*** Block opens ***
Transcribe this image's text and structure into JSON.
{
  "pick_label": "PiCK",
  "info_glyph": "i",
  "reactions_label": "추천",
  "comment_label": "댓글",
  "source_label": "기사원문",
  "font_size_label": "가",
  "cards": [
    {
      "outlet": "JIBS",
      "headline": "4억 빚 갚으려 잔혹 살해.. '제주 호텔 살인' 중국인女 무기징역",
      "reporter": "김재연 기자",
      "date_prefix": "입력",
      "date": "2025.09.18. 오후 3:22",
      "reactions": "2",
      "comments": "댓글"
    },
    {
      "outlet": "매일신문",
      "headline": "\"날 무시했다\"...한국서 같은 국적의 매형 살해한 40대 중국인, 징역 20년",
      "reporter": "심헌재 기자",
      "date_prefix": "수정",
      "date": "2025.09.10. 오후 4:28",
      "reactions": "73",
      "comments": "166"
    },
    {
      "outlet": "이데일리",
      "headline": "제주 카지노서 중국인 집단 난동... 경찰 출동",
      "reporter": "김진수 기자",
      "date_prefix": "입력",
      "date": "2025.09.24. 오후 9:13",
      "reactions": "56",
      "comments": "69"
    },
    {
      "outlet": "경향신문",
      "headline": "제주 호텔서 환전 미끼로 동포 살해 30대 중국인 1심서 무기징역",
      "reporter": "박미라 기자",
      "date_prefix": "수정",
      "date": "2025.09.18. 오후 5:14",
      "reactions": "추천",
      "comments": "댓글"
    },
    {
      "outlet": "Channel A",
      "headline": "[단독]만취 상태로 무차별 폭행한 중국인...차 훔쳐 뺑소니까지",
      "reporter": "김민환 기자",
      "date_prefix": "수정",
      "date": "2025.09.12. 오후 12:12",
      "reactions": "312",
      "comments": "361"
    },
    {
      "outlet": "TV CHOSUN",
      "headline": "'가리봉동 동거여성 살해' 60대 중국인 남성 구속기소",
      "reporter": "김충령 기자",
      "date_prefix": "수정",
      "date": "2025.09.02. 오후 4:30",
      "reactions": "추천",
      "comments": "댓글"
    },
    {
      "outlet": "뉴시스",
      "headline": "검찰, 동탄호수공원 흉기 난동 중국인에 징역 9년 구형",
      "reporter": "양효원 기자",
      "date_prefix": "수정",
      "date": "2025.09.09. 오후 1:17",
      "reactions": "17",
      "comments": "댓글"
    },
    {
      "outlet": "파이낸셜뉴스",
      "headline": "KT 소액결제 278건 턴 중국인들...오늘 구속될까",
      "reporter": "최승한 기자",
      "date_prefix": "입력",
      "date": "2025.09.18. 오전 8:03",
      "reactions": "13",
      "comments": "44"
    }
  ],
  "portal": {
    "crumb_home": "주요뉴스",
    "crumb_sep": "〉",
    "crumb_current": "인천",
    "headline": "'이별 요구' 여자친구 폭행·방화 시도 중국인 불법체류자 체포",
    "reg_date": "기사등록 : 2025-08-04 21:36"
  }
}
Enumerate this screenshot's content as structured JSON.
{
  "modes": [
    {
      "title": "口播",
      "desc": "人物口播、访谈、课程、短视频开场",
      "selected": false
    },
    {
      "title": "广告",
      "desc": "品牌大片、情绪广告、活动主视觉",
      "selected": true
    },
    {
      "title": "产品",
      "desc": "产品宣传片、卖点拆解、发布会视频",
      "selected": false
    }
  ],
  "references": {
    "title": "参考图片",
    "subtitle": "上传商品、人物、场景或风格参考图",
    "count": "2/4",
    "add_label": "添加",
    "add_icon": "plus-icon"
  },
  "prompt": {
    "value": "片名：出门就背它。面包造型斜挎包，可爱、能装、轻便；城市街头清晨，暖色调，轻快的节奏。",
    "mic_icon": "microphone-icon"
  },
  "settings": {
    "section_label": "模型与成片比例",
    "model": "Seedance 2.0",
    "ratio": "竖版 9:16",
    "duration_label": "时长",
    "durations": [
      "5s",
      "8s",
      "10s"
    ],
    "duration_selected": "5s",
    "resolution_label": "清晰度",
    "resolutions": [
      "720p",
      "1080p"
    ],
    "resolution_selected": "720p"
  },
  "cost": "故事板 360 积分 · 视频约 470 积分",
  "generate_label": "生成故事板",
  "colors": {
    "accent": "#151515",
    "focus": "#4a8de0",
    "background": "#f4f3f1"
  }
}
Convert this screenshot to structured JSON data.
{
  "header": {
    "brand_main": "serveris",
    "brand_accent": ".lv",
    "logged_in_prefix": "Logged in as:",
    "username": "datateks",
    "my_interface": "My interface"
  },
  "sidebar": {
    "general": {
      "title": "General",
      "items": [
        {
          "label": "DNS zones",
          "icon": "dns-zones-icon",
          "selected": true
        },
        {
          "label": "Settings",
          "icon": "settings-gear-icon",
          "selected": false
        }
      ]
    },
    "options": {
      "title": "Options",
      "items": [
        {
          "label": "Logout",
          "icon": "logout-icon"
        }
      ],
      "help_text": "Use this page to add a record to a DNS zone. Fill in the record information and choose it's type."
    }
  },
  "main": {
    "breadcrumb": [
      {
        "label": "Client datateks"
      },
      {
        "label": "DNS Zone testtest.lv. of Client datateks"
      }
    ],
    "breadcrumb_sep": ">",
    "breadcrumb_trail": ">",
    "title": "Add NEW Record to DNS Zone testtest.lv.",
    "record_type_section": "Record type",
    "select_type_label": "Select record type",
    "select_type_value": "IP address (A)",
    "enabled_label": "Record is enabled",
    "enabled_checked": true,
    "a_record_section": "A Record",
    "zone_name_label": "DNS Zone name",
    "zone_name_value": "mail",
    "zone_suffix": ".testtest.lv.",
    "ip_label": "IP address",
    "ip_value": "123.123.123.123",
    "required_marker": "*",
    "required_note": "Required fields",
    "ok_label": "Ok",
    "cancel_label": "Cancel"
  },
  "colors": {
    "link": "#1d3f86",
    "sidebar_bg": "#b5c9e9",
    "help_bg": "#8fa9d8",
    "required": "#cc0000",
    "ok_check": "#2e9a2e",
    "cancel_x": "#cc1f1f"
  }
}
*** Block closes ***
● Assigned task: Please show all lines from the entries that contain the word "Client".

● Exercise response:
        "label": "Client datateks"
        "label": "DNS Zone testtest.lv. of Client datateks"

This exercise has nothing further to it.